Council members signal they could fire City Manager Spencer Cronk next week
Austin City Manager Spencer Cronk could be on his way out.
Council initially planned the Wednesday meeting to discuss the city's contract with the Austin police union, but over the weekend added two items to discuss Cronk's employment – an indication the embattled city manager could soon be fired.
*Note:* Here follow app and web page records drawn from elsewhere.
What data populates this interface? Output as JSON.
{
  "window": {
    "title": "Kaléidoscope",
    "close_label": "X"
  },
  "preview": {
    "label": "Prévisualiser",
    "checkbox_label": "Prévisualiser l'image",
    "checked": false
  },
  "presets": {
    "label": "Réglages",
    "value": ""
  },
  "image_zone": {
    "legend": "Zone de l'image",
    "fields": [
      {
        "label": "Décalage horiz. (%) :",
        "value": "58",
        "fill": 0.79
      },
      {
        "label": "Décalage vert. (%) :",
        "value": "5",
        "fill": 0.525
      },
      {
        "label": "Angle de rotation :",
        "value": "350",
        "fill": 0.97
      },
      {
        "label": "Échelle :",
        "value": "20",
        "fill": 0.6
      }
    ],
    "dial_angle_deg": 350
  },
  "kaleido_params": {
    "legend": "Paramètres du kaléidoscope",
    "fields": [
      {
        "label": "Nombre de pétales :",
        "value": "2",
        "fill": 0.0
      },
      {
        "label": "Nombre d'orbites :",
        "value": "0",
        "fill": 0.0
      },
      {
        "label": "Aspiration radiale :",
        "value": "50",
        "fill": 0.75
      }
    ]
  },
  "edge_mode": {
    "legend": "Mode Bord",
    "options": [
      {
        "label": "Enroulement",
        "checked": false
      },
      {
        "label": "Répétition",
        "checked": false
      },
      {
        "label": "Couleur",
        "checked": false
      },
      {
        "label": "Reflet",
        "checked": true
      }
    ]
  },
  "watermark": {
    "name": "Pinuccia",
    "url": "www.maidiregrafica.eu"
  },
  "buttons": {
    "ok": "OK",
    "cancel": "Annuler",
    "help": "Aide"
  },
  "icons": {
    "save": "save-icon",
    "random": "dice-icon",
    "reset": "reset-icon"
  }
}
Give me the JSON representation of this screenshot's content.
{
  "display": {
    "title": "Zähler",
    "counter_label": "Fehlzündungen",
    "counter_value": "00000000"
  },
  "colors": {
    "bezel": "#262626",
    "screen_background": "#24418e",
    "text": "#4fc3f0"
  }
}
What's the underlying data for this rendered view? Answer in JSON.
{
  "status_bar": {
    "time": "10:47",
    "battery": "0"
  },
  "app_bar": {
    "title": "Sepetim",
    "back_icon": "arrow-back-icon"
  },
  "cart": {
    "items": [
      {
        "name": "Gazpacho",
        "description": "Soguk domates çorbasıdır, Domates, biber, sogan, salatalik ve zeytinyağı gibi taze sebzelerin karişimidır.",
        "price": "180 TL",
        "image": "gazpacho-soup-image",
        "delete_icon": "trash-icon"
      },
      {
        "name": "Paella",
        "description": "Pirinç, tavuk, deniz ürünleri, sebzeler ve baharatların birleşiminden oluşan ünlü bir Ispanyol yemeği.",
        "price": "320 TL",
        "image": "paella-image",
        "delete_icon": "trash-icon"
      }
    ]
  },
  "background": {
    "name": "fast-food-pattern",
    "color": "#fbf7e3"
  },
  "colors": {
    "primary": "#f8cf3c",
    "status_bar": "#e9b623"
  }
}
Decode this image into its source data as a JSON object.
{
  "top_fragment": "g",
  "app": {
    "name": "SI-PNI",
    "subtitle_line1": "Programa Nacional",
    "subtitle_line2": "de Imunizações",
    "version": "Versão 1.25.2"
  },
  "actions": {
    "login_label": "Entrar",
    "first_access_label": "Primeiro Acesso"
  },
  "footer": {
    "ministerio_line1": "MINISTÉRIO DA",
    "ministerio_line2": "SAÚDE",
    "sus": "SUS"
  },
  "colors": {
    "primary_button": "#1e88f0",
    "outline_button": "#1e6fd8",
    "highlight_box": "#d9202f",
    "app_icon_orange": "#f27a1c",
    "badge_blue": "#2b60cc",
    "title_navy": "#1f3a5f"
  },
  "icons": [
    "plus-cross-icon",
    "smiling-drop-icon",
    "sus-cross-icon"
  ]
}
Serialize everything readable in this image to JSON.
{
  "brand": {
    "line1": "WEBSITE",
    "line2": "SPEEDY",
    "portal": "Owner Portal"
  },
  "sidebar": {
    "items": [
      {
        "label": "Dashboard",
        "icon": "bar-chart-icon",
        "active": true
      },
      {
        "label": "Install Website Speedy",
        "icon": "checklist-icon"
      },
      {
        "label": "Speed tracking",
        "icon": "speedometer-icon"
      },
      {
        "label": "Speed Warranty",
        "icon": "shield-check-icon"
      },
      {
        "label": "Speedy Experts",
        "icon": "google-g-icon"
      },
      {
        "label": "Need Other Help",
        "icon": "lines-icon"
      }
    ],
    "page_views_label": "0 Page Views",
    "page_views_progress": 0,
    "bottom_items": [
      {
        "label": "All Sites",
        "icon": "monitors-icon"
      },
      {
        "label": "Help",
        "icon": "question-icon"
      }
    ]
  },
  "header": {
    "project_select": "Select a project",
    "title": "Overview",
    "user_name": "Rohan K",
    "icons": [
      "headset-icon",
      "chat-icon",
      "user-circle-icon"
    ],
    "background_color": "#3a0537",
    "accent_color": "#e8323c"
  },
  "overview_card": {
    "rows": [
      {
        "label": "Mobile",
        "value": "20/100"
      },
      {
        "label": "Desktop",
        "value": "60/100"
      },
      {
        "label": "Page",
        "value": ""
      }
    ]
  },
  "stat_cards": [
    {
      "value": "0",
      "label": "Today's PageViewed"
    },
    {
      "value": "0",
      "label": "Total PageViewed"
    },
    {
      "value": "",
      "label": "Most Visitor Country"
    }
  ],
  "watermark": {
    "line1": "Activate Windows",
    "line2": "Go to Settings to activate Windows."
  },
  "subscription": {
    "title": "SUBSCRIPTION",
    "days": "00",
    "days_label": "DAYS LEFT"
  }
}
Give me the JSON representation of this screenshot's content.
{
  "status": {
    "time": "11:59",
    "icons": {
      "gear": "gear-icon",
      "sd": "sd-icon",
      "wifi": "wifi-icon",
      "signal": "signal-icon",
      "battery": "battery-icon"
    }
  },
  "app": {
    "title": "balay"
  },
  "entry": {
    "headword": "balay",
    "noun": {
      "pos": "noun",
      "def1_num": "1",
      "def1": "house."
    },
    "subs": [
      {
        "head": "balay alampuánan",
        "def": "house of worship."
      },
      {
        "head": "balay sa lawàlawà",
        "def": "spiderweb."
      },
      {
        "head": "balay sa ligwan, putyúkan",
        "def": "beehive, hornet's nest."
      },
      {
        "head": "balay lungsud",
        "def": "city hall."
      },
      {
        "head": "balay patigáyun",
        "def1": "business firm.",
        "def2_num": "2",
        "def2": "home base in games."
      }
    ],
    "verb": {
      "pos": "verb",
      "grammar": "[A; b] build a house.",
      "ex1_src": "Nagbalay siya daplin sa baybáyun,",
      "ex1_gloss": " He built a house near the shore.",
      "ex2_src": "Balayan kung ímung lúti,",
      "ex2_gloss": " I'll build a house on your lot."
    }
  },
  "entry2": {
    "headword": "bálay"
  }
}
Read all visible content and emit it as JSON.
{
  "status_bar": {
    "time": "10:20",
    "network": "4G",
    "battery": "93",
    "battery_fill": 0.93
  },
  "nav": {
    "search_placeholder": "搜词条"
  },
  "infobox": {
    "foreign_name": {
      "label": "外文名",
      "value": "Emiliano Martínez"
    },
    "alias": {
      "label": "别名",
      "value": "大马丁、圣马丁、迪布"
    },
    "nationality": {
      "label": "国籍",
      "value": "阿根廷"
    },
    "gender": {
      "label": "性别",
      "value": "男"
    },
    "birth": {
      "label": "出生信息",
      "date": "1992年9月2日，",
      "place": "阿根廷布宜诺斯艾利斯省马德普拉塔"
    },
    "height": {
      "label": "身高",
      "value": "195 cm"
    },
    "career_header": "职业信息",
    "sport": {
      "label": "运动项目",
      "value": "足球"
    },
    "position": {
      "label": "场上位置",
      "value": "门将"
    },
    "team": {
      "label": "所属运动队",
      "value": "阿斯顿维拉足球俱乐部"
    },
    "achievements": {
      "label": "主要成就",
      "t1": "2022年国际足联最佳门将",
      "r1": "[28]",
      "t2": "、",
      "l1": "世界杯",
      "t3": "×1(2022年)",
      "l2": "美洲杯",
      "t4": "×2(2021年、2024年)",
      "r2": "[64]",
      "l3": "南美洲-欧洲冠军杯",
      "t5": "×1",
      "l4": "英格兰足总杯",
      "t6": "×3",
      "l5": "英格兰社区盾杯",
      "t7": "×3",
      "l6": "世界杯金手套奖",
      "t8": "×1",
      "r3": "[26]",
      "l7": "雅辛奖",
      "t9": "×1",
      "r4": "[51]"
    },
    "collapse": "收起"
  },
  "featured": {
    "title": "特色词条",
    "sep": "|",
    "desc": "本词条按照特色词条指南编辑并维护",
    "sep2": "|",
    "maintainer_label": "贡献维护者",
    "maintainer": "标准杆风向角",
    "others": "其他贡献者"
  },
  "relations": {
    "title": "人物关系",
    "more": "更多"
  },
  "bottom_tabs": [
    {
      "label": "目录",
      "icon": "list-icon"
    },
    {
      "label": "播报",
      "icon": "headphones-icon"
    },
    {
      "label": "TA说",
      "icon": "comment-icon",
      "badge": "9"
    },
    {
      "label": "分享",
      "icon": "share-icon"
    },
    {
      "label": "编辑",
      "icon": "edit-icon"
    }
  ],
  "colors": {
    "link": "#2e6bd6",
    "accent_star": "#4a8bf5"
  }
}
Council met in a closed-door session Thursday to discuss his employment.
Austin's city manager came under fire after the city's response to last week's ice storm, when multiple council members suggested assessing Cronk's performance as city manager, a position he's held since 2018. Friday, KUT's Audrey McGlinchy confirmed Council had unanimously decided to find a new city manager in a closed-door meeting.
Saturday night, Cronk said he "was not made aware" about next week's discussion.
"I will simply reiterate that I remain Austin’s City Manager and no actions have been taken by this new Mayor and Council to change my responsibilities or role," Cronk said in a statement. "I continue to be focused on serving this community and leading our dedicated workforce."
Thursday, Cronk's tension with Council seemingly reached a breaking point. Cronk called a press conference that morning announcing the city had reached a four-year agreement with the Austin Police Association on a longterm labor contract. That announcement came ahead of a previously scheduled City Council vote to favor a one-year, temporary deal – one that the majority of Council supported.
At Thursday's Austin City Council meeting, District 4 Council Member Chito Vela suggested Cronk was going against Council's will.
"These actions have caused me to lose my faith in your leadership of the city," Vela said Thursday. "I do believe it is time for a new city manager.”
In his Saturday statement, Cronk said he was still committed to a four-year agreement with the Austin Police Association and that he has "serious concerns" a one-year deal could be detrimental to the department's recruitment and retention efforts.
This is not the first time Cronk's ability to lead has comeinto question. As the city's top executive, he refused to fire former Austin Police Chief Brian Manley in 2020. That came after a majority of council members said they had no faith Manley's ability to lead the department in the wake of the response to racial justice protests and the death of Mike Ramos. Manley ultimately resigned.
If Cronk is fired or if he decides to resign, Cronk's contract guarantees him one year of pay, which is $388,000, unless he's fired for a criminal act.
KUT’s Audrey McGlinchy contributed to this story.